## Goal of the exercise:
Could you copy out every line of the data where the word "size" occurs?

## Input records:
Start of Block
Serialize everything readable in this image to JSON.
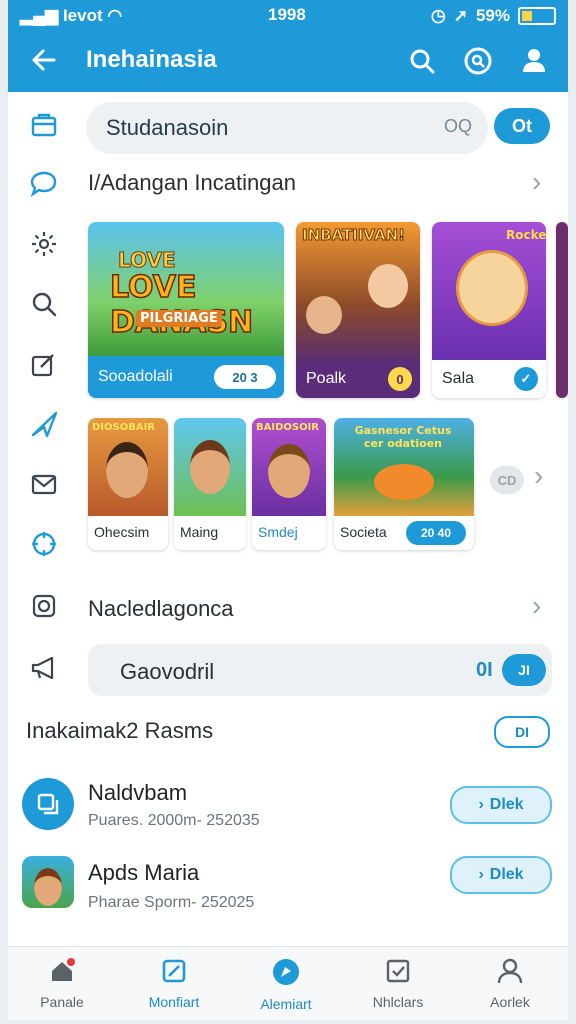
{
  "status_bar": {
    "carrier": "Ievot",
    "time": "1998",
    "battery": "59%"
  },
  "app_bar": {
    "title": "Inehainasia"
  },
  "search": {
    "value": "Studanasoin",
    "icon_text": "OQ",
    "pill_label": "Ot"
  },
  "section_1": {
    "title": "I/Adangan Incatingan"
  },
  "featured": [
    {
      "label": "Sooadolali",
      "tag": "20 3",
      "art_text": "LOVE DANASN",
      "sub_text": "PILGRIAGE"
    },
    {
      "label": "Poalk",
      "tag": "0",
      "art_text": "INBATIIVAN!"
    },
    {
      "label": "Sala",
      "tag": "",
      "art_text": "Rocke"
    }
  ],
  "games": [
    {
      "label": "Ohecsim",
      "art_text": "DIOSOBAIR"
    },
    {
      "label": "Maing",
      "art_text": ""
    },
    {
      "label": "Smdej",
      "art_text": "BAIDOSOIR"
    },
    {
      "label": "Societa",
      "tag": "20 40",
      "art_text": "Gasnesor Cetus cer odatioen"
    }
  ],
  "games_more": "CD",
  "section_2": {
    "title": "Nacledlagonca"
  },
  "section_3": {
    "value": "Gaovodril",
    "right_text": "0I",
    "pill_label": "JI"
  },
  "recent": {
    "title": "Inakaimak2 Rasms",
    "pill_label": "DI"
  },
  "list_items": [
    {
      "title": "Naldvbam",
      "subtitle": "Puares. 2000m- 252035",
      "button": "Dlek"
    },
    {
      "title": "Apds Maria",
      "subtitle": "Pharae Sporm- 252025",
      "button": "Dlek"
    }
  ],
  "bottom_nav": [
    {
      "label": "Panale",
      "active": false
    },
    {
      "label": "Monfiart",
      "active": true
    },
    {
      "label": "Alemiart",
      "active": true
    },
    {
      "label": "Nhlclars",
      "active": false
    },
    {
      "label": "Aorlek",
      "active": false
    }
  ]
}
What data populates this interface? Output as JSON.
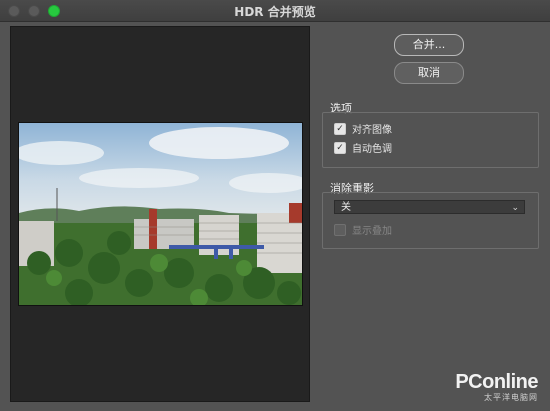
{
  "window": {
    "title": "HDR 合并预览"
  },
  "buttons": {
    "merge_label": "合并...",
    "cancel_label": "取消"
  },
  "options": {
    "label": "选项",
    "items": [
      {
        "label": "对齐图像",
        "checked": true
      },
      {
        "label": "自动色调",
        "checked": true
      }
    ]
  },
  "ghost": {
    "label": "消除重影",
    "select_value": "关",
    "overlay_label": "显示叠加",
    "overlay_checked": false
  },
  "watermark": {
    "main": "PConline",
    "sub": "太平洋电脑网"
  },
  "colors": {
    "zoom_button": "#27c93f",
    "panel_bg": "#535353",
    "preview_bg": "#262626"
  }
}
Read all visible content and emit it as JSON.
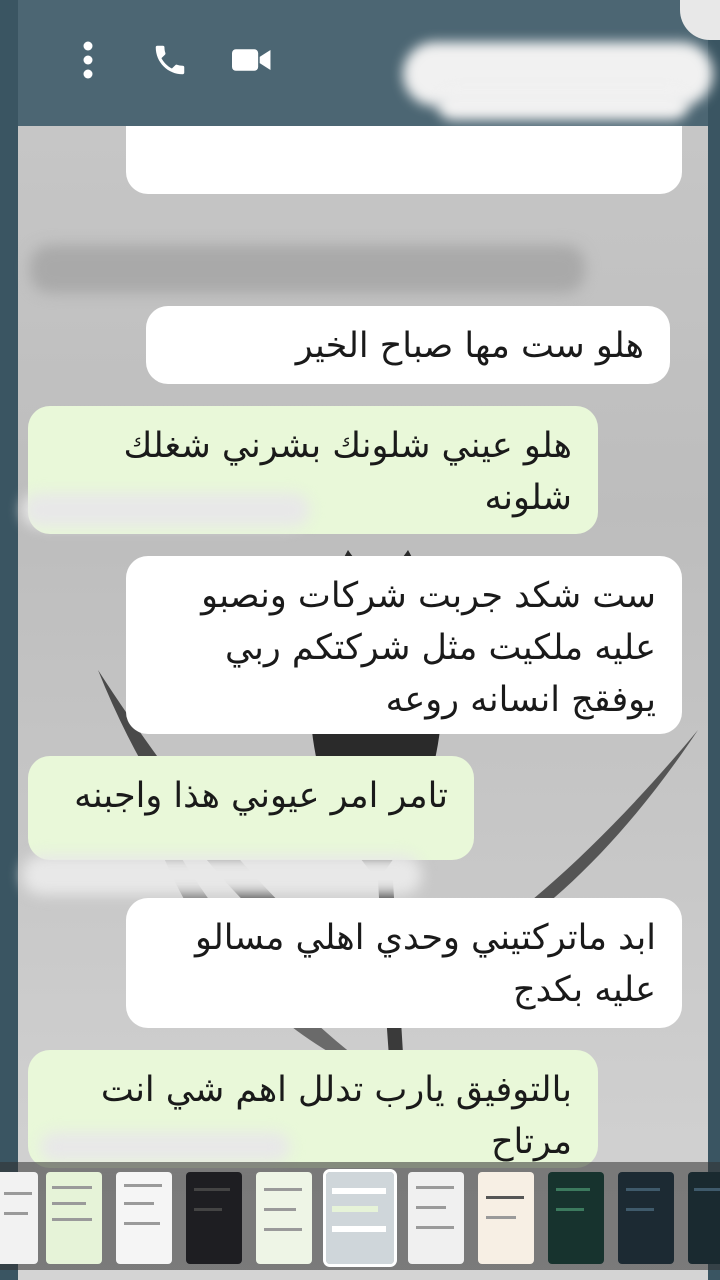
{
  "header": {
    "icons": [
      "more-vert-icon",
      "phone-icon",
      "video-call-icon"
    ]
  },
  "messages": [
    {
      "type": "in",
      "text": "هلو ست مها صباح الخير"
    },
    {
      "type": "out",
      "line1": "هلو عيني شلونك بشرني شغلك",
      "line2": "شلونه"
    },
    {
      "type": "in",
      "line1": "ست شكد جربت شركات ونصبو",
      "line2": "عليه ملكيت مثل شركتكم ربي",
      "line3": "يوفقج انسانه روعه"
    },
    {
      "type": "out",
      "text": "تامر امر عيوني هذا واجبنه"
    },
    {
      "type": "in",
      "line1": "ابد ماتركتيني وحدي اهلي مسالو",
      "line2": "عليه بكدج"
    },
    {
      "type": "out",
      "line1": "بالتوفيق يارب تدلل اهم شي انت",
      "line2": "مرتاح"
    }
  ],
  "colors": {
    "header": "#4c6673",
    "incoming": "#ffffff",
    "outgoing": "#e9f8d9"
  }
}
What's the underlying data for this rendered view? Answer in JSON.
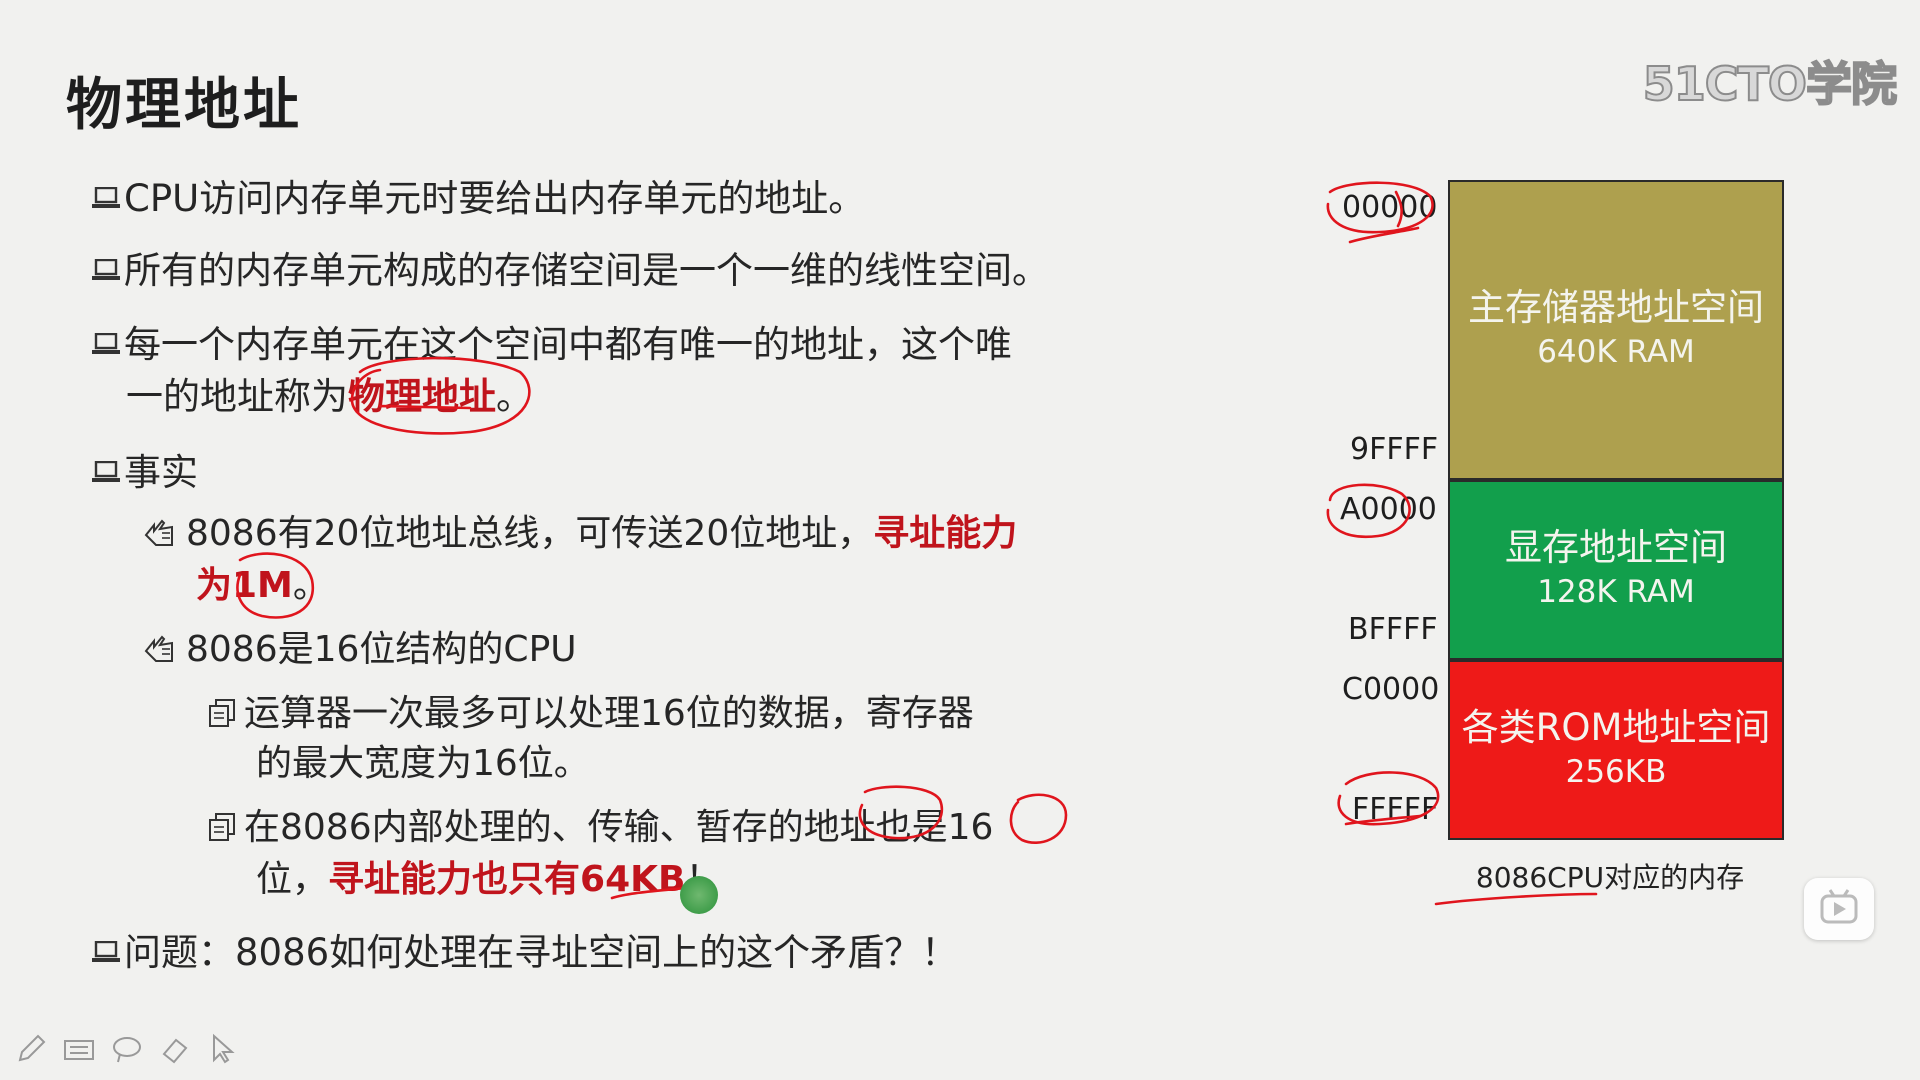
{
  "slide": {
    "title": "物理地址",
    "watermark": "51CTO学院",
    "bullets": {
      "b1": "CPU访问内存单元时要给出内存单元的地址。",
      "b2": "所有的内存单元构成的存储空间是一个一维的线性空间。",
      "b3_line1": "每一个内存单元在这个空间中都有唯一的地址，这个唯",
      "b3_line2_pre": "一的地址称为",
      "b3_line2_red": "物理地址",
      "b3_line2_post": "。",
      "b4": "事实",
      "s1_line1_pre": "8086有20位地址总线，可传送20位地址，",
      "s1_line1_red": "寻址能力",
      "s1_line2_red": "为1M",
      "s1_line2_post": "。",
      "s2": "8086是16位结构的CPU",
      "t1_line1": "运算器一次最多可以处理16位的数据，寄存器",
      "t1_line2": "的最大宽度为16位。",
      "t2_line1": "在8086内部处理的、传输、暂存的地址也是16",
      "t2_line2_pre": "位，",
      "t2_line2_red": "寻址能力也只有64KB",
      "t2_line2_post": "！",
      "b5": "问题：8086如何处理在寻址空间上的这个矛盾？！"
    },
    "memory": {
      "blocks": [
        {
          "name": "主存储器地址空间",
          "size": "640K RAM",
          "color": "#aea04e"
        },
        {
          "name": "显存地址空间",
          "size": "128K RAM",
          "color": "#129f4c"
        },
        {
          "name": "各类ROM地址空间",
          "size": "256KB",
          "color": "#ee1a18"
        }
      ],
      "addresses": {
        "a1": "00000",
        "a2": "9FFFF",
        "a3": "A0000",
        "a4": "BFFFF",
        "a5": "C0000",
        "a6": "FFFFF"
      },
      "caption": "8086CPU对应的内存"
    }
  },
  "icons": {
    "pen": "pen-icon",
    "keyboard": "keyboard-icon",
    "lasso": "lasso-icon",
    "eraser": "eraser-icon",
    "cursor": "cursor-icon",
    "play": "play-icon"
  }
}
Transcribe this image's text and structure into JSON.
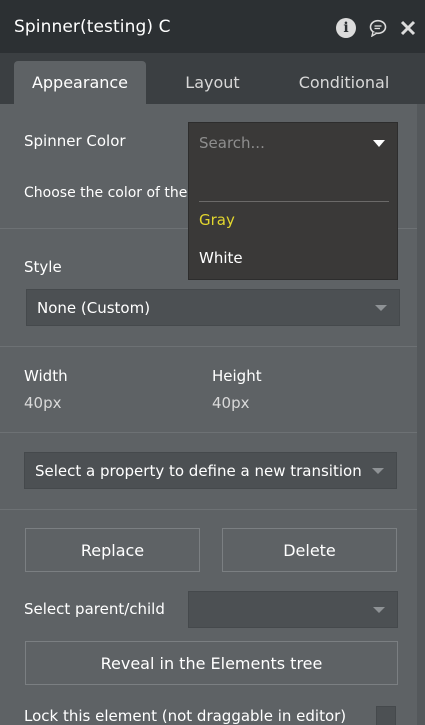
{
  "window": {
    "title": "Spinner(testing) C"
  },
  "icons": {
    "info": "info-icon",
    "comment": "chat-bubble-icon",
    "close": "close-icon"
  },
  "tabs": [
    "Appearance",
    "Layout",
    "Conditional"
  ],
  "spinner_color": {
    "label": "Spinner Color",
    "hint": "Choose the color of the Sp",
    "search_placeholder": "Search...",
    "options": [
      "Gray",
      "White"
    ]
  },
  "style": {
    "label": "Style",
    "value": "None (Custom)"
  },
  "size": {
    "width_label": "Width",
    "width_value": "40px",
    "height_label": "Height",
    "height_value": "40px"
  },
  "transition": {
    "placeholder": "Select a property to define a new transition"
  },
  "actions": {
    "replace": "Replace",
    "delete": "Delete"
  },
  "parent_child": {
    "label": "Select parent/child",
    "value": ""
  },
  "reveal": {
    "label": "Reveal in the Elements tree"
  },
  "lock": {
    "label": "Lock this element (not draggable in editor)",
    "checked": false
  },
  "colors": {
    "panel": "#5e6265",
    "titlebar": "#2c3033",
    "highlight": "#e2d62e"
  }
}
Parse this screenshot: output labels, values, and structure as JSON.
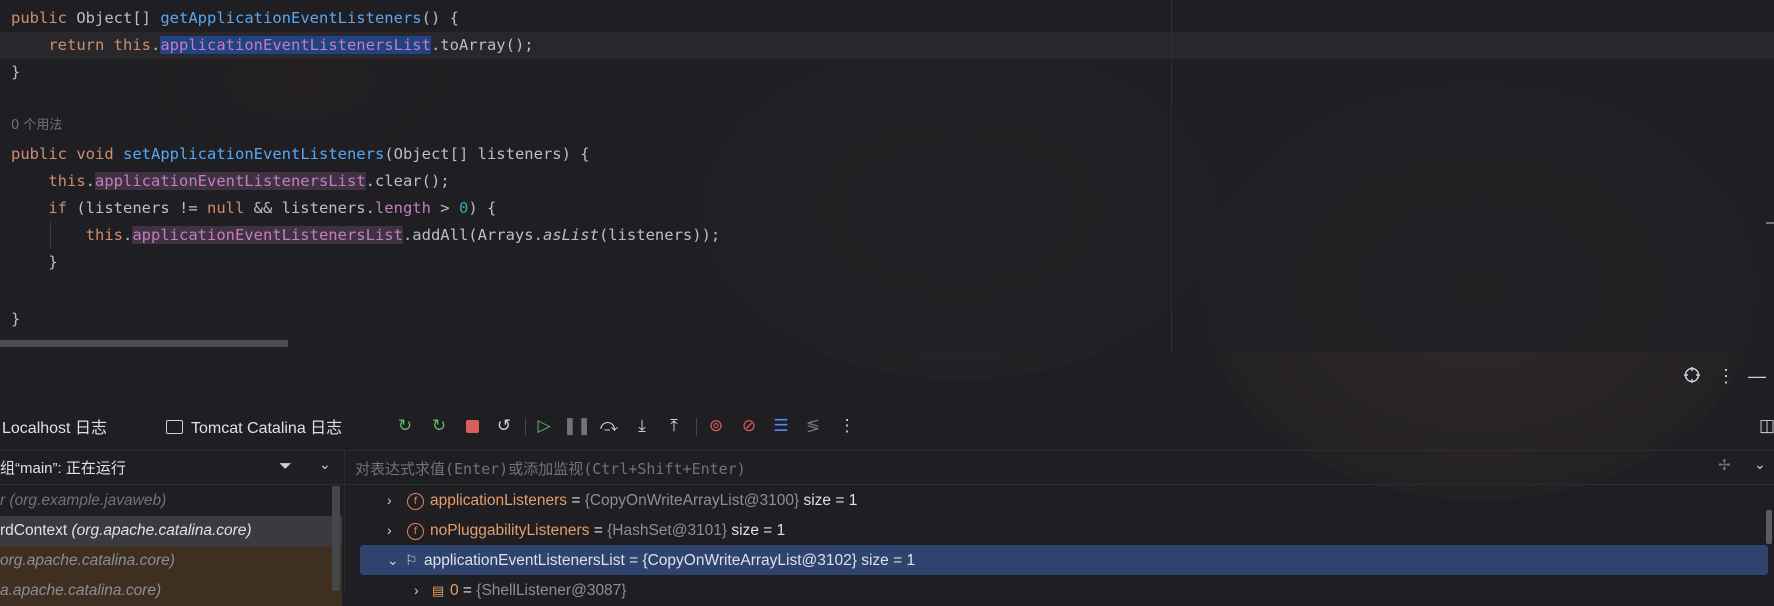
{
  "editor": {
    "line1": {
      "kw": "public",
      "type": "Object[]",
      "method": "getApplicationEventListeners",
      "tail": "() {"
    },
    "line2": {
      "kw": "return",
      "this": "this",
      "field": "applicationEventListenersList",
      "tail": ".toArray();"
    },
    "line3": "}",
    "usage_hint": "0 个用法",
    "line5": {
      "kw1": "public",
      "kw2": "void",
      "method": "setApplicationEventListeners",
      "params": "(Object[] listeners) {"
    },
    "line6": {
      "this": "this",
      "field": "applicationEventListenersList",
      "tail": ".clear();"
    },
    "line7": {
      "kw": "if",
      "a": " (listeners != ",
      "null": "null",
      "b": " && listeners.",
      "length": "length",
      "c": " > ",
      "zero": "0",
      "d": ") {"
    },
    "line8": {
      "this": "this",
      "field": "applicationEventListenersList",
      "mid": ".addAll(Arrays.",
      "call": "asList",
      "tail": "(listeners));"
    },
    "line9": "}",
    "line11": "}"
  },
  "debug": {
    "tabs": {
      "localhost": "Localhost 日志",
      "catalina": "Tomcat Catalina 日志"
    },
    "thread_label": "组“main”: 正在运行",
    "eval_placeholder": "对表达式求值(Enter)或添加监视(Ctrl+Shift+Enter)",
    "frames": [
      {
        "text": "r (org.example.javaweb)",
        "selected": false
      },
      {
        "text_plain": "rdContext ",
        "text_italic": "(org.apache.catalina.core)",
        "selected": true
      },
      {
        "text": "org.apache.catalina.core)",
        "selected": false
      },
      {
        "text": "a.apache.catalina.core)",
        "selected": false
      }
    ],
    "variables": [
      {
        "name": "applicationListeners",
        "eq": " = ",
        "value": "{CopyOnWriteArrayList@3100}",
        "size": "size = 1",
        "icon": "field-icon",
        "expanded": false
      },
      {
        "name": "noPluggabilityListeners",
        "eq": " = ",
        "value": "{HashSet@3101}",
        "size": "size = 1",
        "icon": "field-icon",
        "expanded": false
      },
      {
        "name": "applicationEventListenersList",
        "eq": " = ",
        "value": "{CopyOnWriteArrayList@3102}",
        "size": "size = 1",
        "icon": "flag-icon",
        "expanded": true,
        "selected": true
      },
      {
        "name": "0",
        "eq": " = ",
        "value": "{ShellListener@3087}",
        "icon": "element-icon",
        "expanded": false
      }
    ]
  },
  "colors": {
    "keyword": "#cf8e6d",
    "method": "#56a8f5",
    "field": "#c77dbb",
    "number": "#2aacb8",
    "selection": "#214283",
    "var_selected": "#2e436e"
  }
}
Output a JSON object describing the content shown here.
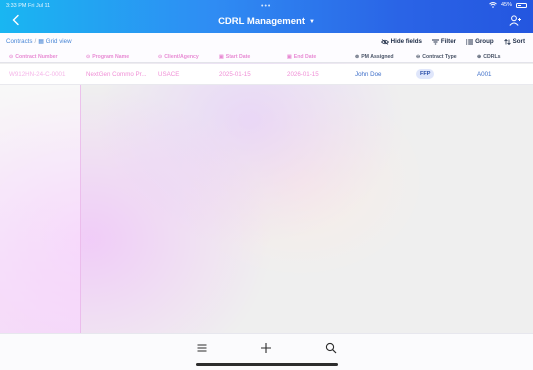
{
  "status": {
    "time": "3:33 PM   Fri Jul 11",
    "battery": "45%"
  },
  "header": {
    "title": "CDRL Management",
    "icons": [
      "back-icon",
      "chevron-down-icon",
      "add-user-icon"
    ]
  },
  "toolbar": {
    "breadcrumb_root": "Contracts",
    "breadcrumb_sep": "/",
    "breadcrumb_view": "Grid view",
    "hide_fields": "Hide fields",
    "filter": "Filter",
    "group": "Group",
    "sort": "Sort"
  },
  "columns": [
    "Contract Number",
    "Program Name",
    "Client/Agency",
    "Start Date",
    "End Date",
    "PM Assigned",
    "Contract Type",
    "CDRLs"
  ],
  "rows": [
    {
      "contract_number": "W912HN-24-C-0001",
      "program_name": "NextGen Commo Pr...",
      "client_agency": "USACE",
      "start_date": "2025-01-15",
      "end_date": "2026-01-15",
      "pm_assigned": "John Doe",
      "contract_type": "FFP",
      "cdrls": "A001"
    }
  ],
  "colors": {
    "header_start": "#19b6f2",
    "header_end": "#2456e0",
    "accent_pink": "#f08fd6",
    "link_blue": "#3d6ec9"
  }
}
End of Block
## Written reply:
          "size": "640K RAM",
          "size": "128K RAM",
          "size": "256KB",
  "size": {
        "size": "size = 1",
        "size": "size = 1",
        "size": "size = 1",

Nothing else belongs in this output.